In college I was away from home for a large chunk of the year, true, but I always came home eventually for breaks and vacation, etc. I always knew that at the end of the semester I would be living back home, settling into my childhood room, re-introducing myself to a living routine at each of my parents’ houses. But now, while home will always be home to me, it is not somewhere I know I’m going to land again after a specific chunk of time. I will never again complain that my dad never buys food or that my mom makes me unload the dishwasher. I will arrive to family vacations separately in the middle of the week and leave separately when the weekend is over. I can’t ask my mom to buy ingredients to cook meals with every time she goes grocery shopping or sit on her bed when she gets ready for work before I go to school. I don’t wake up to a note from my dad every morning, a half a pot of coffee waiting for me.

I am happy, really, happier now than I ever have been. I love my apartment, the guy I share it with, my lifelong friends, and the experience of making new friends. I have a stable job in my field and exercise and eat quality foods daily. I am lucky, and I know it. But when I was saying goodbye to my mom in the driveway of the lake house, I felt myself saying goodbye to my childhood, my life at home. The touch of my mother’s hand on the back of my head, the smell of her victoria’s secret perfume that she adores, the unmistakable sound of her kiss on my cheek and the look in her eyes that said she felt the end of my childhood, too.

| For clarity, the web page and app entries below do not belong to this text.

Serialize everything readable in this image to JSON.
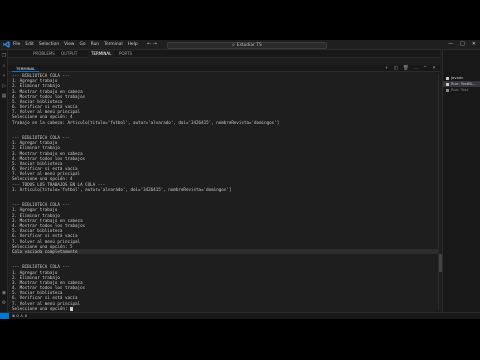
{
  "window": {
    "menu": [
      "File",
      "Edit",
      "Selection",
      "View",
      "Go",
      "Run",
      "Terminal",
      "Help"
    ],
    "search_label": "Estudiar TS",
    "minimize": "—",
    "maximize": "□",
    "close": "✕"
  },
  "editor": {
    "tabs": [
      {
        "label": "TERMINAL",
        "active": true
      },
      {
        "label": "PROBLEMS",
        "active": false
      },
      {
        "label": "OUTPUT",
        "active": false
      },
      {
        "label": "DEBUG CONSOLE",
        "active": false
      },
      {
        "label": "PORTS",
        "active": false
      }
    ],
    "breadcrumb": ""
  },
  "terminal_panel": {
    "tabs": [
      {
        "label": "TERMINAL",
        "active": true
      },
      {
        "label": "PROBLEMS",
        "active": false
      },
      {
        "label": "PORTS",
        "active": false
      }
    ]
  },
  "terminal": {
    "lines": [
      "--- BIBLIOTECA COLA ---",
      "1. Agregar trabajo",
      "2. Eliminar trabajo",
      "3. Mostrar trabajo en cabeza",
      "4. Mostrar todos los trabajos",
      "5. Vaciar biblioteca",
      "6. Verificar si está vacía",
      "7. Volver al menú principal",
      "Seleccione una opción: 4",
      "Trabajo en la cabeza: Articulo[titulo='futbol', autor='alvarado', doi='3426415', nombreRevista='domingos']",
      "",
      "",
      "--- BIBLIOTECA COLA ---",
      "1. Agregar trabajo",
      "2. Eliminar trabajo",
      "3. Mostrar trabajo en cabeza",
      "4. Mostrar todos los trabajos",
      "5. Vaciar biblioteca",
      "6. Verificar si está vacía",
      "7. Volver al menú principal",
      "Seleccione una opción: 4",
      "--- TODOS LOS TRABAJOS EN LA COLA ---",
      "1. Articulo[titulo='futbol', autor='alvarado', doi='3426415', nombreRevista='domingos']",
      "",
      "",
      "--- BIBLIOTECA COLA ---",
      "1. Agregar trabajo",
      "2. Eliminar trabajo",
      "3. Mostrar trabajo en cabeza",
      "4. Mostrar todos los trabajos",
      "5. Vaciar biblioteca",
      "6. Verificar si está vacía",
      "7. Volver al menú principal",
      "Seleccione una opción: 5",
      "Cola vaciada completamente",
      "",
      "",
      "--- BIBLIOTECA COLA ---",
      "1. Agregar trabajo",
      "2. Eliminar trabajo",
      "3. Mostrar trabajo en cabeza",
      "4. Mostrar todos los trabajos",
      "5. Vaciar biblioteca",
      "6. Verificar si está vacía",
      "7. Volver al menú principal",
      "Seleccione una opción: "
    ],
    "highlight_line": 34
  },
  "right_panel": {
    "header": [
      "TERMINAL",
      "JAVA"
    ],
    "items": [
      {
        "label": "javadc",
        "selected": false
      },
      {
        "label": "Run: TestBi...",
        "selected": true
      },
      {
        "label": "Run: Test",
        "selected": false
      }
    ]
  },
  "statusbar": {
    "remote": "><",
    "left": [
      "⊗ 0 ⚠ 0",
      "Java: Ready"
    ],
    "right": [
      "Ln 1, Col 1",
      "Spaces: 4",
      "UTF-8",
      "CRLF",
      "Java"
    ]
  },
  "colors": {
    "accent": "#0078d4",
    "background": "#1e1e1e",
    "text": "#cccccc"
  }
}
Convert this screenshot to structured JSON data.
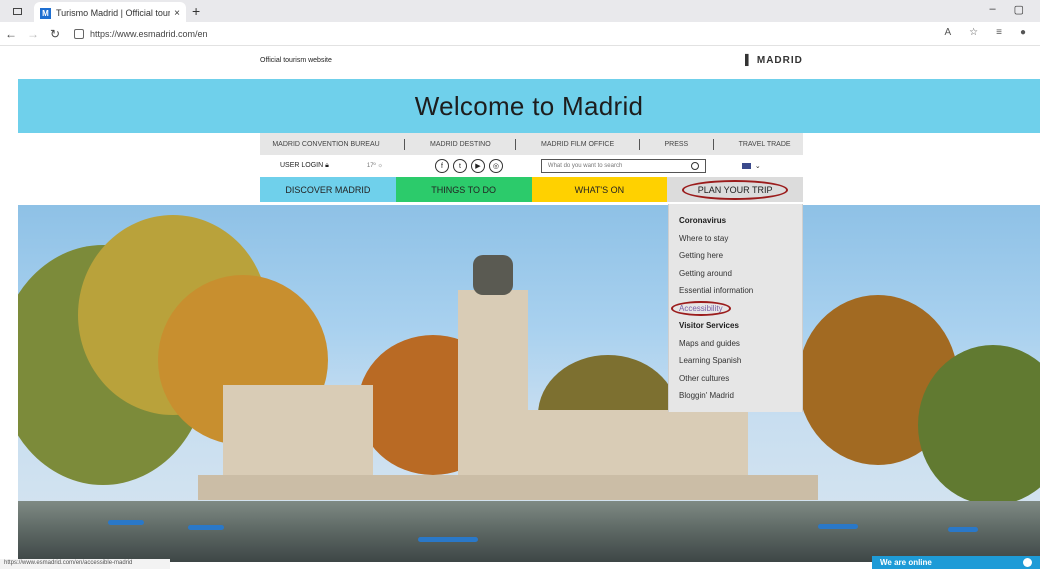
{
  "browser": {
    "tab_title": "Turismo Madrid | Official tourism",
    "tab_favicon": "M",
    "url": "https://www.esmadrid.com/en",
    "icons": [
      "tab-actions-icon",
      "close-icon",
      "new-tab-icon",
      "back-icon",
      "forward-icon",
      "refresh-icon",
      "lock-icon",
      "read-aloud-icon",
      "favorites-icon",
      "collections-icon",
      "profile-icon",
      "minimize-icon",
      "maximize-icon"
    ]
  },
  "page": {
    "official_label": "Official tourism website",
    "logo_text": "MADRID",
    "banner_title": "Welcome to Madrid",
    "util_links": [
      "MADRID CONVENTION BUREAU",
      "MADRID DESTINO",
      "MADRID FILM OFFICE",
      "PRESS",
      "TRAVEL TRADE"
    ],
    "user_login": "USER LOGIN",
    "temperature": "17º",
    "social_icons": [
      "facebook-icon",
      "twitter-icon",
      "youtube-icon",
      "instagram-icon"
    ],
    "search_placeholder": "What do you want to search",
    "main_nav": [
      "DISCOVER MADRID",
      "THINGS TO DO",
      "WHAT'S ON",
      "PLAN YOUR TRIP"
    ],
    "colors": {
      "banner": "#6fd0eb",
      "discover": "#6fd0eb",
      "things": "#2ccb6b",
      "whatson": "#ffd100",
      "plan": "#dcdcdc",
      "highlight_ring": "#9b1c1c",
      "online_badge": "#1e9bd7"
    },
    "dropdown": [
      {
        "label": "Coronavirus",
        "type": "head"
      },
      {
        "label": "Where to stay",
        "type": "item"
      },
      {
        "label": "Getting here",
        "type": "item"
      },
      {
        "label": "Getting around",
        "type": "item"
      },
      {
        "label": "Essential information",
        "type": "item"
      },
      {
        "label": "Accessibility",
        "type": "highlight"
      },
      {
        "label": "Visitor Services",
        "type": "head"
      },
      {
        "label": "Maps and guides",
        "type": "item"
      },
      {
        "label": "Learning Spanish",
        "type": "item"
      },
      {
        "label": "Other cultures",
        "type": "item"
      },
      {
        "label": "Bloggin' Madrid",
        "type": "item"
      }
    ],
    "status_url": "https://www.esmadrid.com/en/accessible-madrid",
    "online_label": "We are online"
  }
}
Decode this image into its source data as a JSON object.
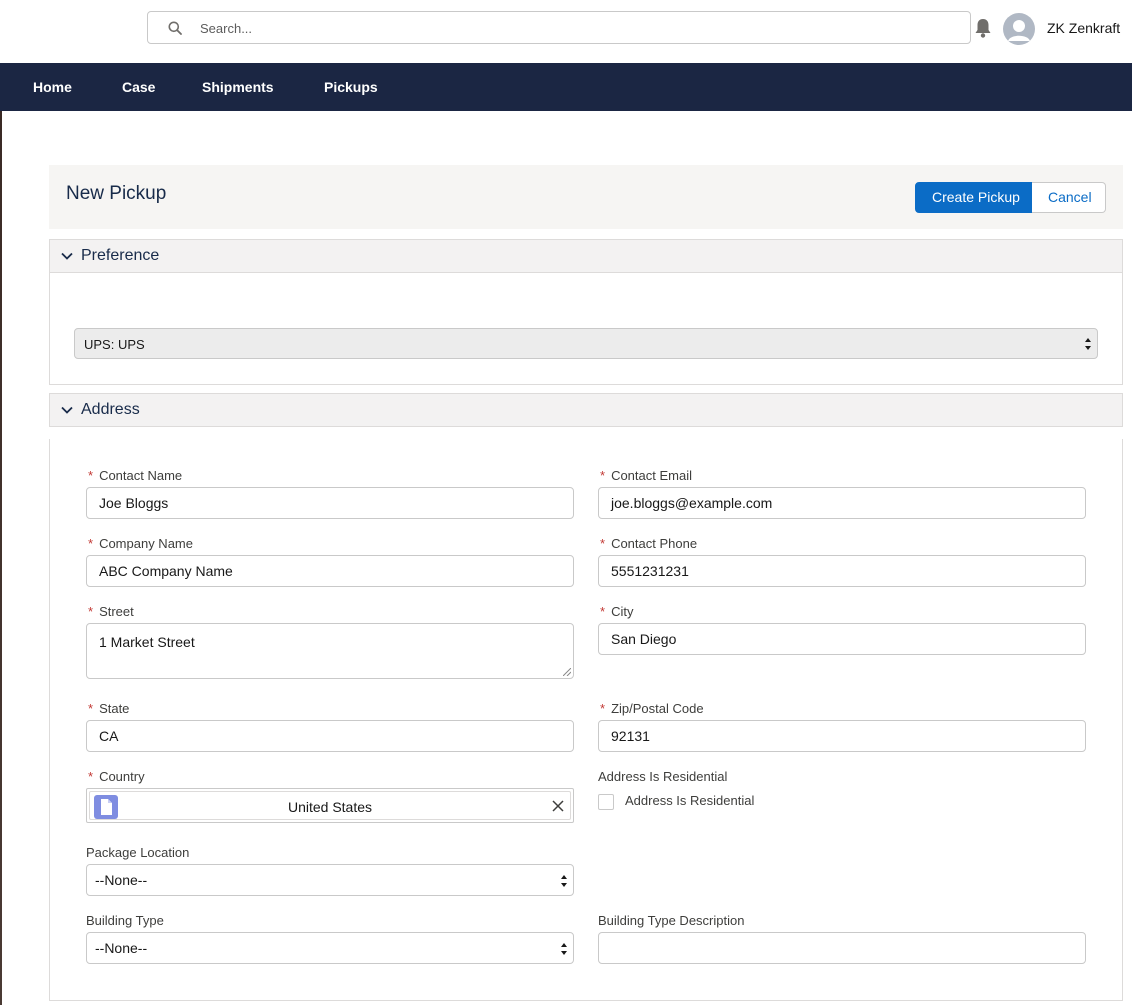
{
  "header": {
    "search_placeholder": "Search...",
    "user_name": "ZK Zenkraft"
  },
  "nav": {
    "items": [
      {
        "label": "Home"
      },
      {
        "label": "Case"
      },
      {
        "label": "Shipments"
      },
      {
        "label": "Pickups"
      }
    ]
  },
  "page": {
    "title": "New Pickup",
    "create_label": "Create Pickup",
    "cancel_label": "Cancel"
  },
  "preference": {
    "title": "Preference",
    "carrier_value": "UPS: UPS"
  },
  "address": {
    "title": "Address",
    "required_mark": "*",
    "contact_name": {
      "label": "Contact Name",
      "value": "Joe Bloggs"
    },
    "contact_email": {
      "label": "Contact Email",
      "value": "joe.bloggs@example.com"
    },
    "company_name": {
      "label": "Company Name",
      "value": "ABC Company Name"
    },
    "contact_phone": {
      "label": "Contact Phone",
      "value": "5551231231"
    },
    "street": {
      "label": "Street",
      "value": "1 Market Street"
    },
    "city": {
      "label": "City",
      "value": "San Diego"
    },
    "state": {
      "label": "State",
      "value": "CA"
    },
    "zip": {
      "label": "Zip/Postal Code",
      "value": "92131"
    },
    "country": {
      "label": "Country",
      "value": "United States"
    },
    "residential": {
      "label": "Address Is Residential",
      "checkbox_label": "Address Is Residential",
      "checked": false
    },
    "package_location": {
      "label": "Package Location",
      "value": "--None--"
    },
    "building_type": {
      "label": "Building Type",
      "value": "--None--"
    },
    "building_type_description": {
      "label": "Building Type Description",
      "value": ""
    }
  },
  "colors": {
    "nav_bg": "#1b2643",
    "brand": "#0b6cc6",
    "required": "#c23934"
  }
}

Since last weekend, I have been more homesick and starving for the love of my parents more than I have since I was 18 and moved into my first dorm room. I constantly want to talk to my mom, tell her how much I just love her, how proud I am to possess the traits she bestowed upon me. I want to tell her that there is no woman in the world I find more awe-inspiring,  more beautiful.

I grew up with quite a dysfunctional family and ever-changing living situation, but in hindsight, I am now more grateful than ever for my family. I love them more than words can say. Though we grew up unconventionally, I consider myself lucky to have gotten to know my parents as people, as flawed human beings with imperfections, quirks, fears, and desires of their own. As an adult, I respect them completely for who they are and feel that I love them on a level most children never grow to love their parents.

Being a kid and living at home is something that I never get to relive again. I do not miss the awkward insecurity that is being an adolescent or the turmoil of coming from a multiple-times broken home, but I miss getting to see the faces of the ones who made me, whose blood I share, whose habits, voices, mannerisms, routines I know oh so well. It is gone, and life is fleeting so take a moment and appreciate the ones who love you the most, who are stuck with you forever, whether you’re under their roof or have left the nest.